A research team from the Icahn School of Medicine at Mount Sinai published the first controlled evidence showing that an intranasal ketamine spray conferred an unusually rapid antidepressant effect –within 24 hours—and ...

Anesthetic for depression? Study finds low-dose ketamine effective

June 4, 2013
Low-dose intravenous infusions of ketamine, a general anesthetic used in minor surgeries, given over a long period are an effective treatment for depression, Mayo Clinic researchers found. The study is published in the Journal ...

First UK study of ketamine for people with severe depression

April 2, 2014
The first UK study of the use of ketamine intravenous infusions in people with treatment-resistant depression has been carried out in an NHS clinic by researchers at Oxford Health NHS Foundation Trust and the University of ...

Recommended for you

Study: No evidence to support link between violent video games and behaviour

January 16, 2018
Researchers at the University of York have found no evidence to support the theory that video games make players more violent.

Study listens in on speech development in early childhood

January 15, 2018
If you've ever listened in on two toddlers at play, you might have wondered how much of their babbling might get lost in translation. A new study from the University of Toronto provides surprising insights into how much children ...

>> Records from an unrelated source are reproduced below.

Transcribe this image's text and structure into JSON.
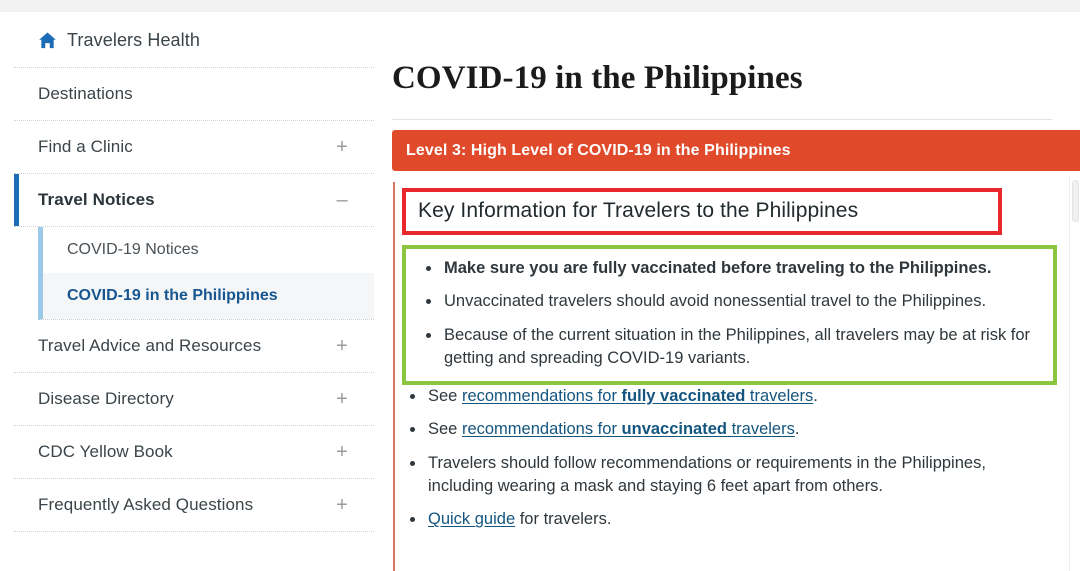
{
  "sidebar": {
    "home": {
      "label": "Travelers Health",
      "icon": "home-icon"
    },
    "items": [
      {
        "label": "Destinations",
        "toggle": ""
      },
      {
        "label": "Find a Clinic",
        "toggle": "+"
      },
      {
        "label": "Travel Notices",
        "toggle": "–"
      },
      {
        "label": "Travel Advice and Resources",
        "toggle": "+"
      },
      {
        "label": "Disease Directory",
        "toggle": "+"
      },
      {
        "label": "CDC Yellow Book",
        "toggle": "+"
      },
      {
        "label": "Frequently Asked Questions",
        "toggle": "+"
      }
    ],
    "subitems": [
      {
        "label": "COVID-19 Notices"
      },
      {
        "label": "COVID-19 in the Philippines"
      }
    ]
  },
  "main": {
    "page_title": "COVID-19 in the Philippines",
    "notice_banner": {
      "label": "Level 3: High Level of COVID-19 in the Philippines",
      "color": "#e0492a"
    },
    "key_info_heading": "Key Information for Travelers to the Philippines",
    "key_bullets": [
      "Make sure you are fully vaccinated before traveling to the Philippines.",
      "Unvaccinated travelers should avoid nonessential travel to the Philippines.",
      "Because of the current situation in the Philippines, all travelers may be at risk for getting and spreading COVID-19 variants."
    ],
    "link_bullets": {
      "fully_vaccinated": {
        "prefix": "See ",
        "link_pre": "recommendations for ",
        "link_bold": "fully vaccinated",
        "link_post": " travelers",
        "suffix": "."
      },
      "unvaccinated": {
        "prefix": "See ",
        "link_pre": "recommendations for ",
        "link_bold": "unvaccinated",
        "link_post": " travelers",
        "suffix": "."
      },
      "follow_recommendations": "Travelers should follow recommendations or requirements in the Philippines, including wearing a mask and staying 6 feet apart from others.",
      "quick_guide": {
        "link": "Quick guide",
        "suffix": " for travelers."
      }
    }
  },
  "annotations": {
    "heading_box_color": "#e9282e",
    "key_box_color": "#8cc63f"
  }
}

Study suggests people dislike you more for humblebragging than for regular boasting

January 12, 2018
A team of researchers from Harvard University and UNC-Chapel Hill has conducted a study regarding humblebragging—in which a person boasts about an achievement but tries to make it sound less boastful by minimizing it—and ...

Study identifies brain circuit controlling social behavior

January 11, 2018
A new study by researchers at Roche in Basel, Switzerland has identified a key brain region of the neural circuit that controls social behavior. Increasing the activity of this region, called the habenula, led to social problems ...

Can writing your 'to-do's' help you to doze? Study suggests jotting down tasks can speed the trip to dreamland

January 11, 2018
Writing a "to-do" list at bedtime may aid in falling asleep, according to a Baylor University study. Research compared sleep patterns of participants who took five minutes to write down upcoming duties versus participants ...

Tamper-resistant oxycodone tablets have no impact on overall opioid use

January 11, 2018
The introduction of tamper-resistant opioid tablets does not have an effect on rates of opioid use or harms at a population level, according to a new study led by the National Drug and Alcohol Research Centre (NDARC) at UNSW ...

1 comment

Adjust slider to filter visible comments by rank

Display comments: newest first

wealthychef
not rated yet Jun 11, 2014
But the drug is used illegally. If we give it a legitimate use, how will we keep our prisons full?

Please sign in to add a comment. Registration is free, and takes less than a minute. Read more

Click here to reset your password.
Sign in to get notified via email when new comments are made.